**WHAT NEEDS TO BE DONE:** Pick out the lines below with "hàng" and list them.

Records from a data source
⟨

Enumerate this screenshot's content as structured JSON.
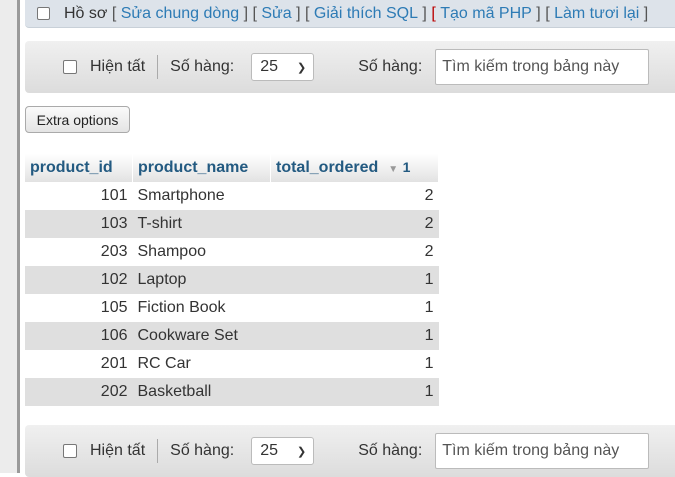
{
  "topbar": {
    "profile": "Hồ sơ",
    "links": [
      "Sửa chung dòng",
      "Sửa",
      "Giải thích SQL",
      "Tạo mã PHP",
      "Làm tươi lại"
    ]
  },
  "toolbar": {
    "show_all": "Hiện tất",
    "rows_label": "Số hàng:",
    "rows_value": "25",
    "filter_label": "Số hàng:",
    "search_placeholder": "Tìm kiếm trong bảng này"
  },
  "extra_options": "Extra options",
  "table": {
    "columns": [
      "product_id",
      "product_name",
      "total_ordered"
    ],
    "sort_index": "1",
    "rows": [
      [
        "101",
        "Smartphone",
        "2"
      ],
      [
        "103",
        "T-shirt",
        "2"
      ],
      [
        "203",
        "Shampoo",
        "2"
      ],
      [
        "102",
        "Laptop",
        "1"
      ],
      [
        "105",
        "Fiction Book",
        "1"
      ],
      [
        "106",
        "Cookware Set",
        "1"
      ],
      [
        "201",
        "RC Car",
        "1"
      ],
      [
        "202",
        "Basketball",
        "1"
      ]
    ]
  }
}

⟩

**RESPONSE BELOW:**
    "rows_label": "Số hàng:",
    "filter_label": "Số hàng:",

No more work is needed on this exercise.